“One of the key contributory factors to lower earnings is over-reliance on a few export markets. Kenyan tea has a narrow market base as almost 85 per cent of the exports are destined to these 10 markets,” says TBK.

Tea is Kenya’s top foreign exchange earner after diaspora remittances and accounts for 26 per cent of the country’s value of exports.

But the average export price of tea had stagnated at between $2.50 and $3 (Sh285 and Sh342) per kilogramme between 2011 and 2018 before suffering a decline to average between $2 and $2.20  (Sh228 and Sh285) between 2019 and 2021.

“The main reason for lower earnings from tea exports by Kenya is less export value attributed to selling in bulk as opposed to value-added form,” says TBK.

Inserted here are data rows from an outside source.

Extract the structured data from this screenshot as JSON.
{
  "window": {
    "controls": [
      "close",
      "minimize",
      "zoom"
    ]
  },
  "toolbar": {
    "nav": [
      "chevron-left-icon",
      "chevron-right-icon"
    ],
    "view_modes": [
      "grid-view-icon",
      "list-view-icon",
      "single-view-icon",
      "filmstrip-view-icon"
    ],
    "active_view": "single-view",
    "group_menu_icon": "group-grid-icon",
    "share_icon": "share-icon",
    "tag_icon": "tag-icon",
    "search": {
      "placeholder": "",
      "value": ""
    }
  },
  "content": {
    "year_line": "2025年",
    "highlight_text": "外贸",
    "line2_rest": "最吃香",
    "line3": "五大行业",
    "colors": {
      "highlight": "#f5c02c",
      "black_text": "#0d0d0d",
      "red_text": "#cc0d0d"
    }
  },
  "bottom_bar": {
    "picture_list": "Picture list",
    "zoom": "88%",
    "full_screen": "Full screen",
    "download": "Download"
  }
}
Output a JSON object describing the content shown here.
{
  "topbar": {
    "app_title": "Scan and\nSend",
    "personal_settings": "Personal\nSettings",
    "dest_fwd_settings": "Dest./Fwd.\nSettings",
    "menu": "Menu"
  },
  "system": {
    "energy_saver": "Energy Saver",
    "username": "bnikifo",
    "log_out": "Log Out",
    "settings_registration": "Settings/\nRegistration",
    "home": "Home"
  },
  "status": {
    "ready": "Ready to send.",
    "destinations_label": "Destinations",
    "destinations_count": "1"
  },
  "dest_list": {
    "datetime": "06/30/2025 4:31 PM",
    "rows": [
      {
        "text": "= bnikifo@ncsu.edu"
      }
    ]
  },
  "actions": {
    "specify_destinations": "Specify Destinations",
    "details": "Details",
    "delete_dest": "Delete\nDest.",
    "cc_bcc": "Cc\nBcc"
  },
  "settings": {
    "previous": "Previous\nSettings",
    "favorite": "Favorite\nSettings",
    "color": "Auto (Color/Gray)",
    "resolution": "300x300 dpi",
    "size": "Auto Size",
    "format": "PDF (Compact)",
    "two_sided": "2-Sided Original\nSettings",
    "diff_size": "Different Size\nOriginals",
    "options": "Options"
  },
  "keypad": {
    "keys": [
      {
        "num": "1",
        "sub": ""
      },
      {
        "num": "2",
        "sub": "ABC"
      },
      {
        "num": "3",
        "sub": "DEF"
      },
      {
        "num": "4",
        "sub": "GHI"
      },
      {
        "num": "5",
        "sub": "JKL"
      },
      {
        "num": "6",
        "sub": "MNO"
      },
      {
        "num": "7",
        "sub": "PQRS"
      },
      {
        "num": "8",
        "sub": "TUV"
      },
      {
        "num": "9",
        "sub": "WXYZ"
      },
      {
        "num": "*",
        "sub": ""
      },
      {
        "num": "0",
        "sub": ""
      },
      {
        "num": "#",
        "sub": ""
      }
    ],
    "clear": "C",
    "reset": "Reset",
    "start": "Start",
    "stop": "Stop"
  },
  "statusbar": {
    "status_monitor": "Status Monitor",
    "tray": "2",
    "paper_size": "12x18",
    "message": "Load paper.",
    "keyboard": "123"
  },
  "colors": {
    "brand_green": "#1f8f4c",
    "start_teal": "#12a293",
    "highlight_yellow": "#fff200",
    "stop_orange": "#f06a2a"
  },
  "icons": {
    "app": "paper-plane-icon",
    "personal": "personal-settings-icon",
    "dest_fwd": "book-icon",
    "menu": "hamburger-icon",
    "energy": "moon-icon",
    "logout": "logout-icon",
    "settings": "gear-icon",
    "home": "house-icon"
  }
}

TBK, an agency that regulates, develops and promotes the tea industry, has now opened the search for a consultant to develop a global market expansion strategy to address this.

The agency says priority markets will be US and Canada in North America and Germany and Poland in Europe.

In Asia, Kenya will be targeting Saudi Arabia, United Arab Emirates, Iran, Iraq, Turkey, Japan and China. Ghana and DRC Congo will be the priority in Africa.

“There is a need to develop a global market strategy for Kenyan tea, which will be responsible for driving promotional activities geared towards increasing the number of markets and enhancing the market share of Kenya tea in the global markets,” says TBK.

TBK wants to reduce risks associated with lower returns, over-reliance on a few markets and low awareness of Kenyan tea amongst the consumers. But Kenya will face challenges breaking into these new markets without adding value to the tea it exports.

Kenya’s tea market share, outside the top 10 markets, is low and mostly dominated by competitors mainly Sri Lanka, India and China.

While these markets mainly prefer the orthodox and green teas, the market penetration of the Kenyan orthodox and green teas is low.

Kenya produces over 450 million kilogrammes of tea annually, out of which 91 per cent is exported and nine per cent is consumed in the local market. The cut, tear and curl (CTC) is the most dominant method of tea processing in Kenya.

Depending on the fermentation process, CTC teas are categorised as black, oolong or green.

Kenya’s production of Oolong and Green teas is very small, with CTC black tea accounting for 99 per cent of the speciality teas.